Rovina – Robots for Exploration, Digital Preservation and Visualization of Archeological Sites (EC, FP7, 2013-2016)

Project website

Mapping and digitizing archeological sites is an important task to preserve cultural heritage and to make it accessible to the public. Current systems for digitizing sites typically build upon static 3D laser scanning technology that is brought into archeological sites by humans. This is acceptable in general, but prevents the digitization of sites that are inaccessible by humans. In the field of robotics, however, there has recently been a tremendous progress in the development of autonomous robots that can access hazardous areas. ROVINA aims at extending this line of research with respect to reliability, accuracy and autonomy to enable the novel application scenario of autonomously mapping of areas of high archeological value that are hardly accessible. ROVINA will develop methods for building accurate, textured 3D models of large sites including annotations and semantic information. To construct the detailed model, it will combine innovative techniques to interpret vision and depth data. ROVINA will furthermore develop advanced techniques for the safe navigation in the cultural heritage site. To actively control the robot, ROVINA will provide interfaces with different levels of robot autonomy. Already during the exploration mission, we will visualize relevant environmental aspects to the end-users so that they can appropriately interact and provide direct feedback.

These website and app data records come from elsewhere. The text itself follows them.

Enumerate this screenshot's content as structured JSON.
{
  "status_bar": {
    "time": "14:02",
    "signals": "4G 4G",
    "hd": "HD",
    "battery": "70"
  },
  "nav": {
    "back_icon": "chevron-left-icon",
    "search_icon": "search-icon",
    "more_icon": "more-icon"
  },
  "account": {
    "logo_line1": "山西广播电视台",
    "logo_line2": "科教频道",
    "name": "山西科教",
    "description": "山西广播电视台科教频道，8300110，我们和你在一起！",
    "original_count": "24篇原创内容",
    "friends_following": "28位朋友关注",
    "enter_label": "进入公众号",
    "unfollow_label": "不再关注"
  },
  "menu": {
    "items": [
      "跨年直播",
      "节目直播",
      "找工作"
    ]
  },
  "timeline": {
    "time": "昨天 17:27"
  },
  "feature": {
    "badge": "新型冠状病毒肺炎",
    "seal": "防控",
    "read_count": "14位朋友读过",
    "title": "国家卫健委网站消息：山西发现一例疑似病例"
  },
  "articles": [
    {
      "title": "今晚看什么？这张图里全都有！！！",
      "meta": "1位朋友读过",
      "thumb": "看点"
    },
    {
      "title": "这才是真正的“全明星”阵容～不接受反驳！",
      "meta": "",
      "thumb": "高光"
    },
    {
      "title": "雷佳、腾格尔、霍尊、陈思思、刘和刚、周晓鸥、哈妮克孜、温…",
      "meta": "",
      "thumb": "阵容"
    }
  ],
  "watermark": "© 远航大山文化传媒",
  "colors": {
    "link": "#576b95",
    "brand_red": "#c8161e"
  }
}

EUROPA2 (EC, FP7, 2013-2016)

Project website

The goal of the EUROPA2 project, which builds on top of the results of the successfully completed FP7 project EUROPA (see below), is to bridge this gap and to develop the foundations for robots designed to autonomously navigate in urban environments outdoors as well as in shopping malls and shops, for example, to provide various services to humans. Based on the combination of publicly available maps and the data gathered with the robot’s sensors, it will acquire, maintain, and revise a detailed model of the environment including semantic information, detect and track moving objects in the environment, adapt its navigation behavior according to the current situation and anticipate interactions with users during navigation. A central aspect in the project is life-long operation and reduced deployment efforts by avoiding to build maps with the robot before it can operate. EUROPA2 is targeted at developing novel technologies that will open new perspectives for commercial applications of service robots in the future.

Previous Projects by C. Stachniss as a PI conducted at the University of Freiburg

  • STAMINA – Sustainable and Reliable Robotics for Part Handling in Manufacturing Automation
  • AdvancedEDC – Advanced Intracortical Neural Probes with Electronic Depth Control (within EXC-BrainLinks-BrainTools)
  • SFB/TR-8 – Spatial Congnition
  • TAPAS – Robotics-enabled Logistics and Assistive Services for the Transformable Factory of the Future
  • First-MM – Flexible Skill Acquisition and Intuitive Robot Tasking for Mobile Manipulation in the Real World
  • EUROPA – European Robotic Pedestrian Assistant

Previous Projects by W. Förster and B. Waske